When people in Kabul want to get away from the city and relax, many choose Qargha Lake, a small resort on the outskirts of Kabul. Ayesha Tanzeem visited and talked with people about the precious oasis.
Video

Video Film Festival Looks at Indigenous Peoples, Culture Conflict

A recent Los Angeles film festival highlighted the plight of people caught between two cultures. Mike O'Sullivan has more on the the Garifuna International Film Festival, a Los Angeles forum created by a woman from Central America who wants the world to know more about her culture.
Video

Video Kenyans Lament Losing Sons to al-Shabab

There is agony, fear and lost hope in the Kenyan town of Isiolo, a key target of a new al-Shabab recruitment drive. VOA's Mohammed Yusuf visits Isiolo to speak with families and at least one man who says he was a recruiter.
Video

Video Scientists Say Plankton More Important Than Previously Thought

Tiny ocean creatures called plankton are mostly thought of as food for whales and other large marine animals, but a four-year global study discovered, among other things, that plankton are a major source of oxygen on our planet. VOA’s George Putic reports.
Video

Video US-led Coalition Gives Some Weapons to Iraqi Troops

In a video released Tuesday from the Iraqi Ministry of Defense, Iraqi forces and U.S.-led coalition troops survey a cache of weapons supplied to help Iraq liberate Mosul from Islamic State group. According to a statement provided with the video, the ministry and the U.S.-led coaltion troops have started ''supplying the 16th army division with medium and light weapons in preparation to liberate Mosul and nearby areas from Da'esh (Arabic acronym for Islamic State group).''
Video

Video Amnesty International: 'Overwhelming Evidence' of War Crimes in Ukraine

Human rights group Amnesty International says there is overwhelming evidence of ongoing war crimes in Ukraine, despite a tentative cease-fire with pro-Russian rebels.
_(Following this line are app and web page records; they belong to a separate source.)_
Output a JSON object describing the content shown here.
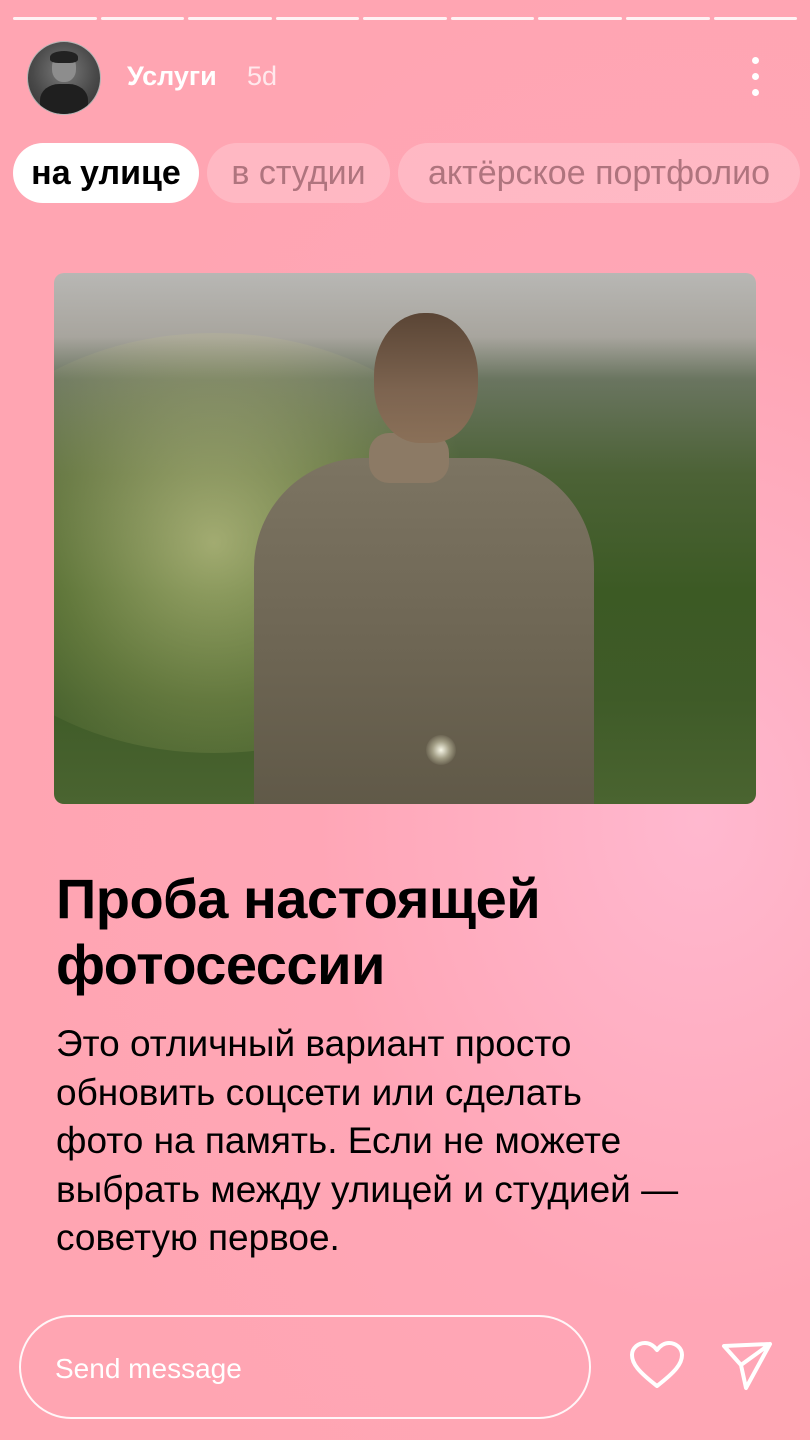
{
  "story": {
    "segments": 9
  },
  "header": {
    "username": "Услуги",
    "time": "5d"
  },
  "tabs": [
    {
      "label": "на улице",
      "active": true
    },
    {
      "label": "в студии",
      "active": false
    },
    {
      "label": "актёрское портфолио",
      "active": false
    }
  ],
  "content": {
    "title_line1": "Проба настоящей",
    "title_line2": "фотосессии",
    "body_lines": [
      "Это отличный вариант просто",
      "обновить соцсети или сделать",
      "фото на память. Если не можете",
      "выбрать между улицей и студией —",
      "советую первое."
    ]
  },
  "footer": {
    "message_placeholder": "Send message"
  },
  "colors": {
    "background": "#ffa6b6",
    "accent_white": "#ffffff"
  }
}
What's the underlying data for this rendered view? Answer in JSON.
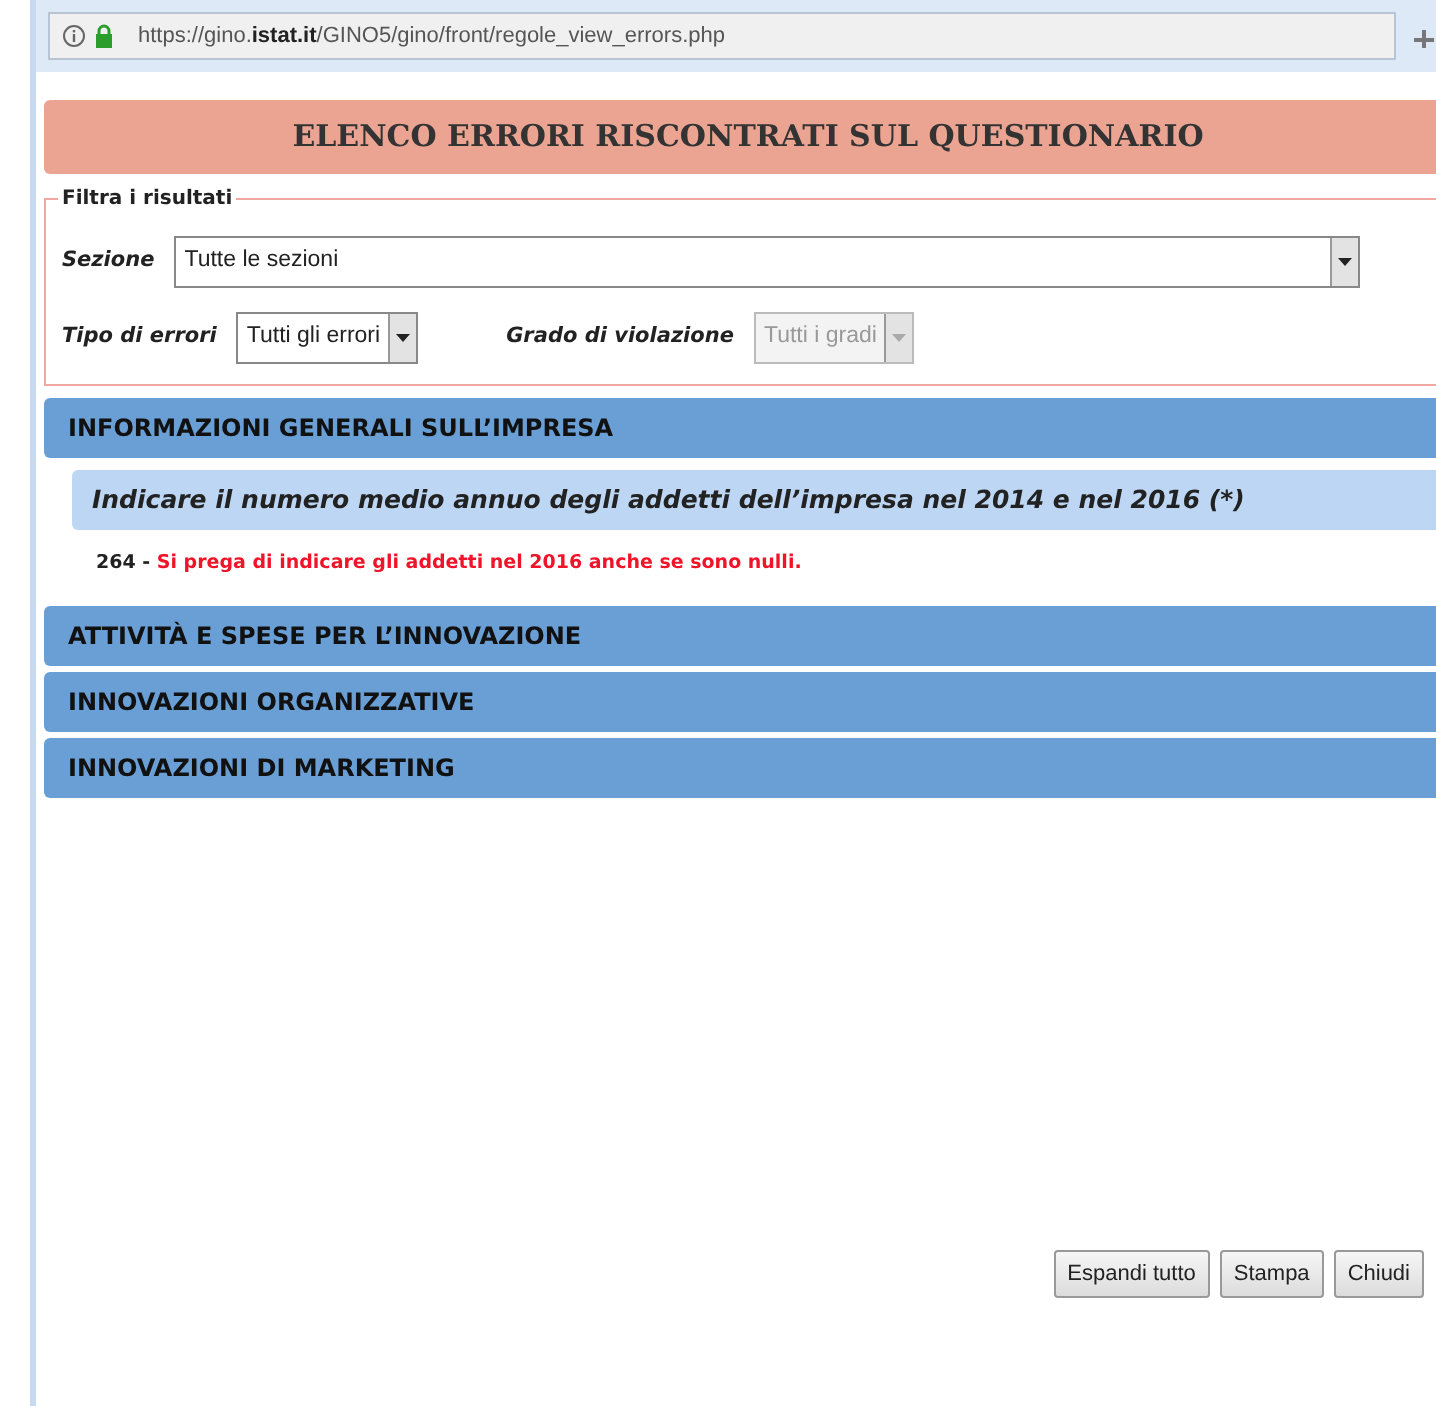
{
  "address_bar": {
    "url": "https://gino.**istat.it**/GINO5/gino/front/regole_view_errors.php"
  },
  "title": "ELENCO ERRORI RISCONTRATI SUL QUESTIONARIO",
  "filter": {
    "legend": "Filtra i risultati",
    "fields": [
      {
        "label": "Sezione",
        "value": "Tutte le sezioni",
        "disabled": false,
        "wide": true
      },
      {
        "label": "Tipo di errori",
        "value": "Tutti gli errori",
        "disabled": false,
        "wide": false
      },
      {
        "label": "Grado di violazione",
        "value": "Tutti i gradi",
        "disabled": true,
        "wide": false
      }
    ]
  },
  "sections": [
    {
      "title": "INFORMAZIONI GENERALI SULL’IMPRESA",
      "questions": [
        {
          "text": "Indicare il numero medio annuo degli addetti dell’impresa nel 2014 e nel 2016 (*)",
          "errors": [
            {
              "code": "264",
              "separator": "-",
              "message": "Si prega di indicare gli addetti nel 2016 anche se sono nulli."
            }
          ]
        }
      ]
    },
    {
      "title": "ATTIVITÀ E SPESE PER L’INNOVAZIONE"
    },
    {
      "title": "INNOVAZIONI ORGANIZZATIVE"
    },
    {
      "title": "INNOVAZIONI DI MARKETING"
    }
  ],
  "buttons": [
    "Espandi tutto",
    "Stampa",
    "Chiudi"
  ]
}
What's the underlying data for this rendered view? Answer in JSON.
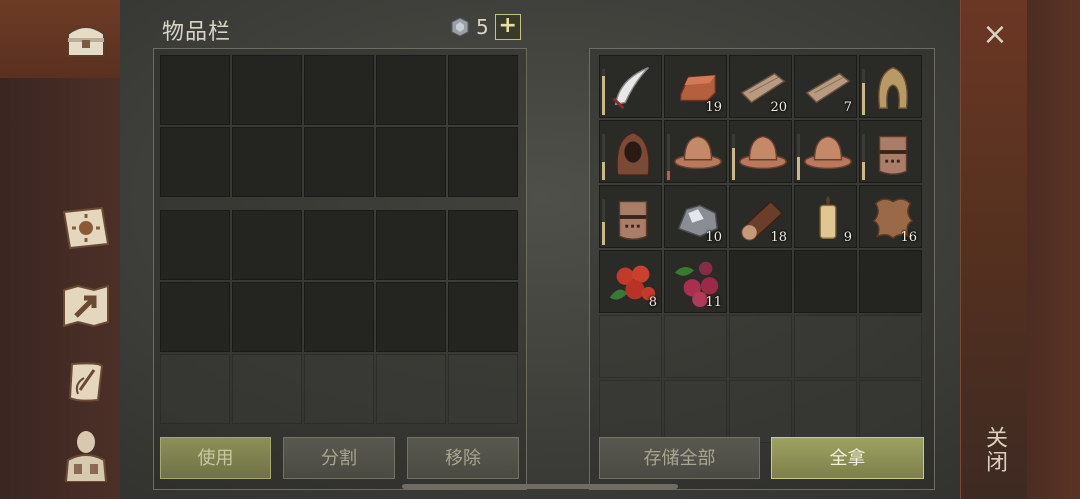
{
  "header": {
    "title": "物品栏",
    "currency_count": "5",
    "add_label": "+"
  },
  "sidebar": {
    "icons": [
      "chest-icon",
      "journal-sun-icon",
      "map-icon",
      "scroll-quill-icon",
      "character-icon"
    ]
  },
  "right_strip": {
    "close_symbol": "×",
    "close_label": "关闭"
  },
  "left_buttons": {
    "use": "使用",
    "split": "分割",
    "remove": "移除"
  },
  "right_buttons": {
    "store_all": "存储全部",
    "take_all": "全拿"
  },
  "storage": {
    "items": [
      {
        "name": "scimitar-icon",
        "qty": "",
        "durability": 0.85
      },
      {
        "name": "copper-ingot-icon",
        "qty": "19"
      },
      {
        "name": "wood-plank-icon",
        "qty": "20"
      },
      {
        "name": "wood-plank-icon",
        "qty": "7"
      },
      {
        "name": "hood-helmet-icon",
        "qty": "",
        "durability": 0.7
      },
      {
        "name": "brown-hood-icon",
        "qty": "",
        "durability": 0.4
      },
      {
        "name": "kettle-helmet-icon",
        "qty": "",
        "durability": 0.2,
        "low": true
      },
      {
        "name": "kettle-helmet-icon",
        "qty": "",
        "durability": 0.7
      },
      {
        "name": "kettle-helmet-icon",
        "qty": "",
        "durability": 0.5
      },
      {
        "name": "great-helm-icon",
        "qty": "",
        "durability": 0.4
      },
      {
        "name": "great-helm-icon",
        "qty": "",
        "durability": 0.5
      },
      {
        "name": "silver-ore-icon",
        "qty": "10"
      },
      {
        "name": "log-icon",
        "qty": "18"
      },
      {
        "name": "candle-icon",
        "qty": "9"
      },
      {
        "name": "leather-hide-icon",
        "qty": "16"
      },
      {
        "name": "red-berries-icon",
        "qty": "8"
      },
      {
        "name": "purple-berries-icon",
        "qty": "11"
      }
    ]
  },
  "colors": {
    "accent_green": "#9da263",
    "frame": "#6e6c60",
    "leather": "#5a3020"
  }
}
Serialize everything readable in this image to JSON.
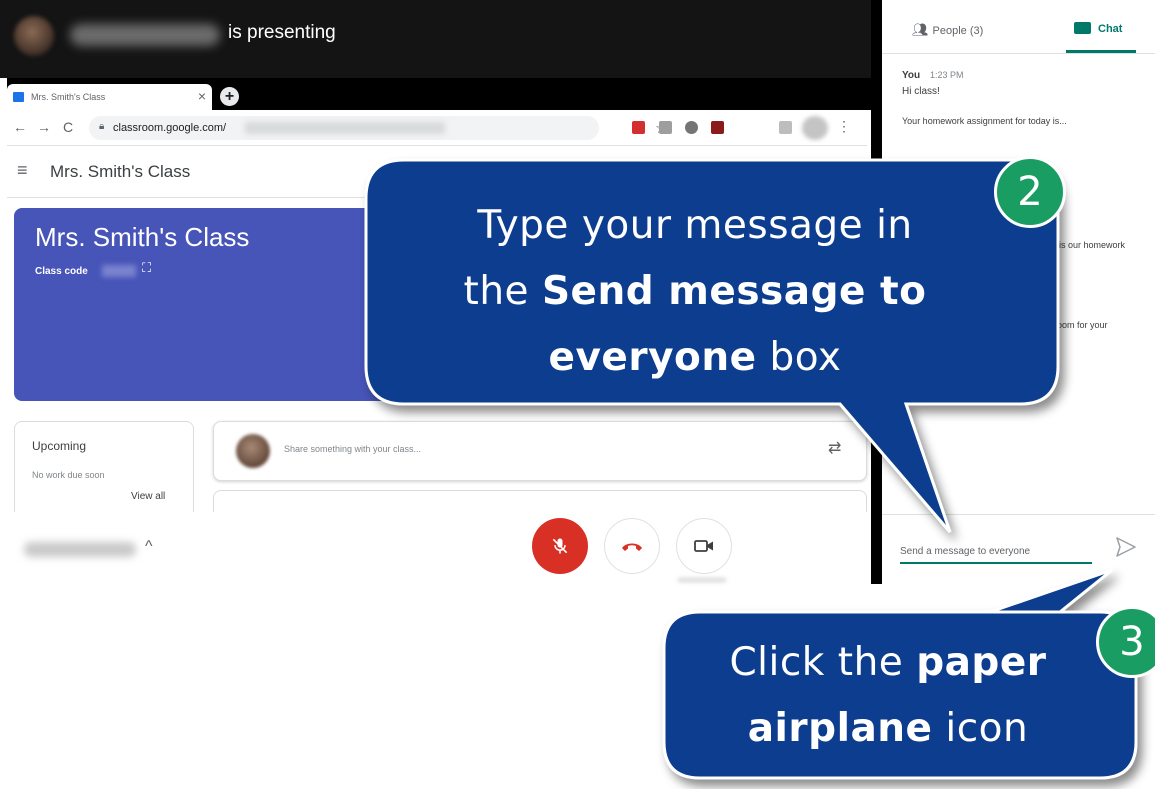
{
  "presenter": {
    "status": "is presenting"
  },
  "browser": {
    "tab_title": "Mrs. Smith's Class",
    "tab_close": "×",
    "new_tab": "+",
    "back": "←",
    "forward": "→",
    "reload": "C",
    "url": "classroom.google.com/",
    "star": "☆",
    "menu": "⋮"
  },
  "classroom": {
    "menu_icon": "≡",
    "nav_title": "Mrs. Smith's Class",
    "banner_title": "Mrs. Smith's Class",
    "class_code_label": "Class code",
    "fullscreen_icon": "⛶",
    "upcoming_title": "Upcoming",
    "upcoming_empty": "No work due soon",
    "view_all": "View all",
    "share_placeholder": "Share something with your class...",
    "repost_icon": "⇄"
  },
  "meet": {
    "details_chevron": "^"
  },
  "chat_panel": {
    "people_tab": "People (3)",
    "chat_tab": "Chat",
    "sender": "You",
    "time": "1:23 PM",
    "messages": [
      "Hi class!",
      "Your homework assignment for today is...",
      "t is our homework",
      "room for your"
    ],
    "input_placeholder": "Send a message to everyone"
  },
  "callouts": {
    "step2": {
      "badge": "2",
      "line1": "Type your message in",
      "line2_prefix": "the ",
      "line2_bold": "Send message to",
      "line3_bold": "everyone",
      "line3_suffix": " box"
    },
    "step3": {
      "badge": "3",
      "line1_prefix": "Click the ",
      "line1_bold": "paper",
      "line2_bold": "airplane",
      "line2_suffix": " icon"
    }
  },
  "colors": {
    "callout_blue": "#0d3c8e",
    "badge_green": "#1a9d62",
    "banner": "#4754b8",
    "chat_accent": "#00796b",
    "mic_red": "#d93025"
  },
  "icons": [
    "people-icon",
    "chat-icon",
    "send-icon",
    "mic-off-icon",
    "hangup-icon",
    "camera-icon",
    "star-icon",
    "lock-icon",
    "repost-icon"
  ]
}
Researchers interviewed more than 30 prisoners from both sides of the conflict and all but one said they were tortured. Henry Ridgwell reports for VOA from London.
Video

Video Washington Parade Honors Those Killed Serving in US Military

Every year, on the last Monday in the month of May, millions of Americans honor the memories of those killed while serving in the armed forces. Memorial Day is a tradition that dates back to the 19th Century. While many people celebrate the federal holiday with a barbecue and a day off from work, for those who’ve served in the military, it’s a special day to remember those who made the ultimate sacrifice. Arash Arabasadi reports for VOA from Washington.
Video

Video Kenya’s Capital Sees Rise in Shisha Parlors

In Kenya, the smoking of shisha, a type of flavored tobacco, is the latest craze. Patrons are flocking to shisha parlors to smoke and socialize. But the practice can be addictive and harmful, though many dabblers may not realize the dangers, according to a new review. Lenny Ruvaga has more on the story for VOA from Nairobi, Kenya.
Video

Video Rolling Thunder Run Reveals Changed Attitudes Towards Vietnam War

For many US war veterans, the Memorial Day holiday is an opportunity to look back at a divisive conflict in the nation’s history and to remember those who did not make it home.
Video

Video Female American Soldiers: Healing Through Filmmaking

According to the United States Defense Department, there are more than 200-thousand women serving in the U.S. Armed Forces.  Like their male counterparts, females have experiences that can be very traumatic.  VOA's Bernard Shusman tells us about a program that is helping some American women in the military heal through filmmaking.

VOA Blogs